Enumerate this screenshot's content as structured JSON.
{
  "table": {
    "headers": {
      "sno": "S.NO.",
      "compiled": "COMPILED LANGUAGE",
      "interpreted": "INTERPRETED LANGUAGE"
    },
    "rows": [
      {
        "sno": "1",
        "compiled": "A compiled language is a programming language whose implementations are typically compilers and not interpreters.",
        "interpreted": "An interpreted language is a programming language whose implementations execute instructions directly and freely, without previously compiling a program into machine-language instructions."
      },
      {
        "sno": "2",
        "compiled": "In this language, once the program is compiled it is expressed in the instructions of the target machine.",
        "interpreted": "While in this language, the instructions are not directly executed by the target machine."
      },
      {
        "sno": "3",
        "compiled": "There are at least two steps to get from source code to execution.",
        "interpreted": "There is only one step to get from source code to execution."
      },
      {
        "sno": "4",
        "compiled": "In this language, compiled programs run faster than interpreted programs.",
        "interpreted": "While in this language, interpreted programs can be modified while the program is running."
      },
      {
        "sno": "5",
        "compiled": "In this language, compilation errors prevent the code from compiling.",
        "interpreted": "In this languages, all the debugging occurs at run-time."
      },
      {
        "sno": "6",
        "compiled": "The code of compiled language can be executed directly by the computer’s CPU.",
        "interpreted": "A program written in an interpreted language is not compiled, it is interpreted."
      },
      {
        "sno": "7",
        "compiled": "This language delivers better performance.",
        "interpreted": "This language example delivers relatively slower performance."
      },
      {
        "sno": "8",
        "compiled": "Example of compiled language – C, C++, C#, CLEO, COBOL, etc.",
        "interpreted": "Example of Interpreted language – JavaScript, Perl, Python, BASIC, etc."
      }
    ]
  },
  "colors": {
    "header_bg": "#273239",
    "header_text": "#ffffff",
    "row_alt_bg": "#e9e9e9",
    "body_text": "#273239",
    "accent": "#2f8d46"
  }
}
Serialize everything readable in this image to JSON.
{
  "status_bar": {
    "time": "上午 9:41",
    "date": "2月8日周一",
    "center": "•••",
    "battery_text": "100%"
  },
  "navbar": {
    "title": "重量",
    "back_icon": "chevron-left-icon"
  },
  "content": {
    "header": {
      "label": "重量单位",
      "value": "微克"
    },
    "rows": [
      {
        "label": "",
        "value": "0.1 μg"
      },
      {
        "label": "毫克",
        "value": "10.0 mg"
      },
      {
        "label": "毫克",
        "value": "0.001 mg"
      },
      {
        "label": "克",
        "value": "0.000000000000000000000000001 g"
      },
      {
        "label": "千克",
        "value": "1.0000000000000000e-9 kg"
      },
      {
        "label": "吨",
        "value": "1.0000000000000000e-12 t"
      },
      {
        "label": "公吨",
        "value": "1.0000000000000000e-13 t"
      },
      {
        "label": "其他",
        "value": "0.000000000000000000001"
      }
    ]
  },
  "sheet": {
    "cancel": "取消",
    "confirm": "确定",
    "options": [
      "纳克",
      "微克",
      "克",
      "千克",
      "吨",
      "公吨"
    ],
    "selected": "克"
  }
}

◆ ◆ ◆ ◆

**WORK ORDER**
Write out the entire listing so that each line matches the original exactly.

**WRITTEN SOLUTION**
Enumerate this screenshot's content as structured JSON.
{
  "table": {
    "headers": {
      "sno": "S.NO.",
      "compiled": "COMPILED LANGUAGE",
      "interpreted": "INTERPRETED LANGUAGE"
    },
    "rows": [
      {
        "sno": "1",
        "compiled": "A compiled language is a programming language whose implementations are typically compilers and not interpreters.",
        "interpreted": "An interpreted language is a programming language whose implementations execute instructions directly and freely, without previously compiling a program into machine-language instructions."
      },
      {
        "sno": "2",
        "compiled": "In this language, once the program is compiled it is expressed in the instructions of the target machine.",
        "interpreted": "While in this language, the instructions are not directly executed by the target machine."
      },
      {
        "sno": "3",
        "compiled": "There are at least two steps to get from source code to execution.",
        "interpreted": "There is only one step to get from source code to execution."
      },
      {
        "sno": "4",
        "compiled": "In this language, compiled programs run faster than interpreted programs.",
        "interpreted": "While in this language, interpreted programs can be modified while the program is running."
      },
      {
        "sno": "5",
        "compiled": "In this language, compilation errors prevent the code from compiling.",
        "interpreted": "In this languages, all the debugging occurs at run-time."
      },
      {
        "sno": "6",
        "compiled": "The code of compiled language can be executed directly by the computer’s CPU.",
        "interpreted": "A program written in an interpreted language is not compiled, it is interpreted."
      },
      {
        "sno": "7",
        "compiled": "This language delivers better performance.",
        "interpreted": "This language example delivers relatively slower performance."
      },
      {
        "sno": "8",
        "compiled": "Example of compiled language – C, C++, C#, CLEO, COBOL, etc.",
        "interpreted": "Example of Interpreted language – JavaScript, Perl, Python, BASIC, etc."
      }
    ]
  },
  "colors": {
    "header_bg": "#273239",
    "header_text": "#ffffff",
    "row_alt_bg": "#e9e9e9",
    "body_text": "#273239",
    "accent": "#2f8d46"
  }
}
Serialize everything readable in this image to JSON.
{
  "status_bar": {
    "time": "上午 9:41",
    "date": "2月8日周一",
    "center": "•••",
    "battery_text": "100%"
  },
  "navbar": {
    "title": "重量",
    "back_icon": "chevron-left-icon"
  },
  "content": {
    "header": {
      "label": "重量单位",
      "value": "微克"
    },
    "rows": [
      {
        "label": "",
        "value": "0.1 μg"
      },
      {
        "label": "毫克",
        "value": "10.0 mg"
      },
      {
        "label": "毫克",
        "value": "0.001 mg"
      },
      {
        "label": "克",
        "value": "0.000000000000000000000000001 g"
      },
      {
        "label": "千克",
        "value": "1.0000000000000000e-9 kg"
      },
      {
        "label": "吨",
        "value": "1.0000000000000000e-12 t"
      },
      {
        "label": "公吨",
        "value": "1.0000000000000000e-13 t"
      },
      {
        "label": "其他",
        "value": "0.000000000000000000001"
      }
    ]
  },
  "sheet": {
    "cancel": "取消",
    "confirm": "确定",
    "options": [
      "纳克",
      "微克",
      "克",
      "千克",
      "吨",
      "公吨"
    ],
    "selected": "克"
  }
}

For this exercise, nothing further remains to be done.